Assignment: Among the entries below, how many lines have the string "metros" in them? Only the number should be given.

Material for this task:

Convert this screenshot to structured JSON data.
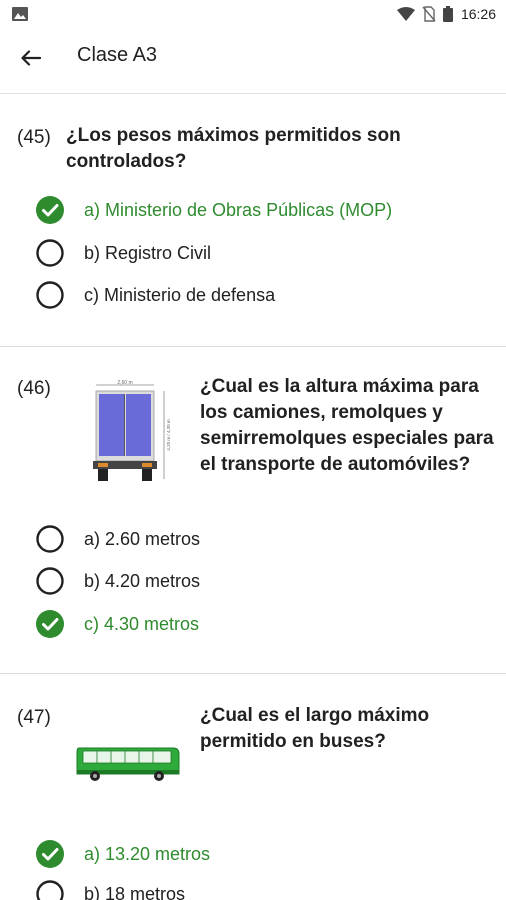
{
  "status_bar": {
    "time": "16:26",
    "icons": [
      "gallery-icon",
      "wifi-icon",
      "no-sim-icon",
      "battery-icon"
    ]
  },
  "app_bar": {
    "title": "Clase A3",
    "back_icon": "arrow-back-icon"
  },
  "colors": {
    "correct": "#2e8b2e",
    "text": "#212121",
    "divider": "#dcdcdc"
  },
  "questions": [
    {
      "number": "(45)",
      "text": "¿Los pesos máximos permitidos son controlados?",
      "image": null,
      "options": [
        {
          "label": "a) Ministerio de Obras Públicas (MOP)",
          "correct": true
        },
        {
          "label": "b) Registro Civil",
          "correct": false
        },
        {
          "label": "c) Ministerio de defensa",
          "correct": false
        }
      ]
    },
    {
      "number": "(46)",
      "text": "¿Cual es la altura máxima para los camiones, remolques y semirremolques especiales para el transporte de automóviles?",
      "image": "truck-rear-diagram",
      "image_labels": {
        "width": "2,60 m",
        "height": "4,20 m / 4,30 m"
      },
      "options": [
        {
          "label": "a) 2.60 metros",
          "correct": false
        },
        {
          "label": "b) 4.20 metros",
          "correct": false
        },
        {
          "label": "c) 4.30 metros",
          "correct": true
        }
      ]
    },
    {
      "number": "(47)",
      "text": "¿Cual es el largo máximo permitido en buses?",
      "image": "bus-illustration",
      "options": [
        {
          "label": "a) 13.20 metros",
          "correct": true
        },
        {
          "label": "b) 18 metros",
          "correct": false
        }
      ]
    }
  ]
}
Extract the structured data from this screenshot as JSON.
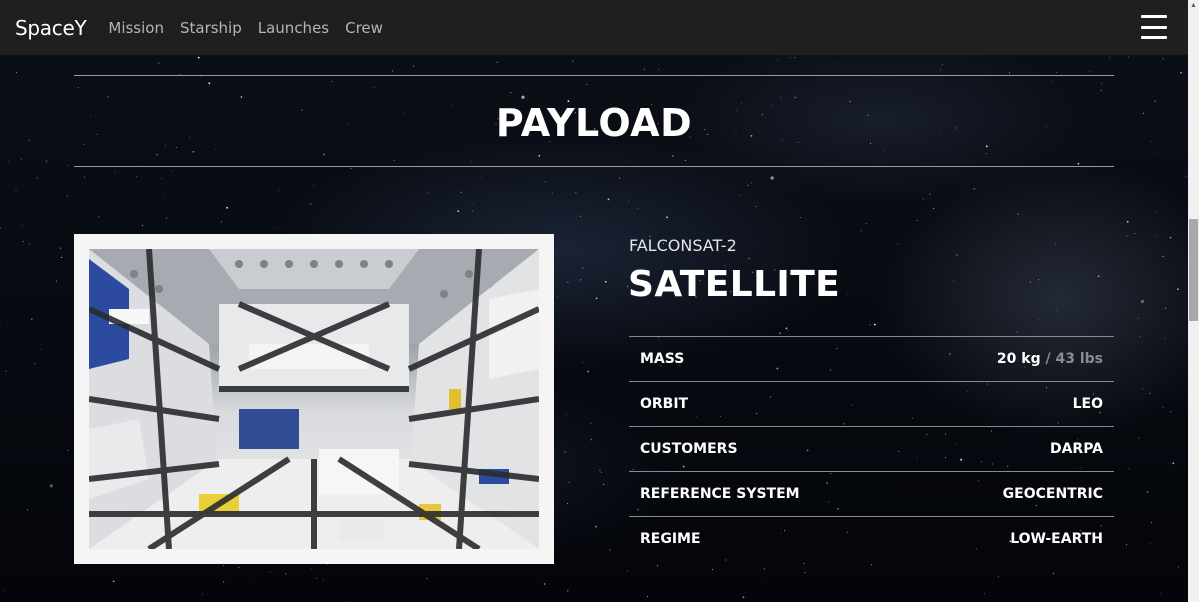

Task result: 5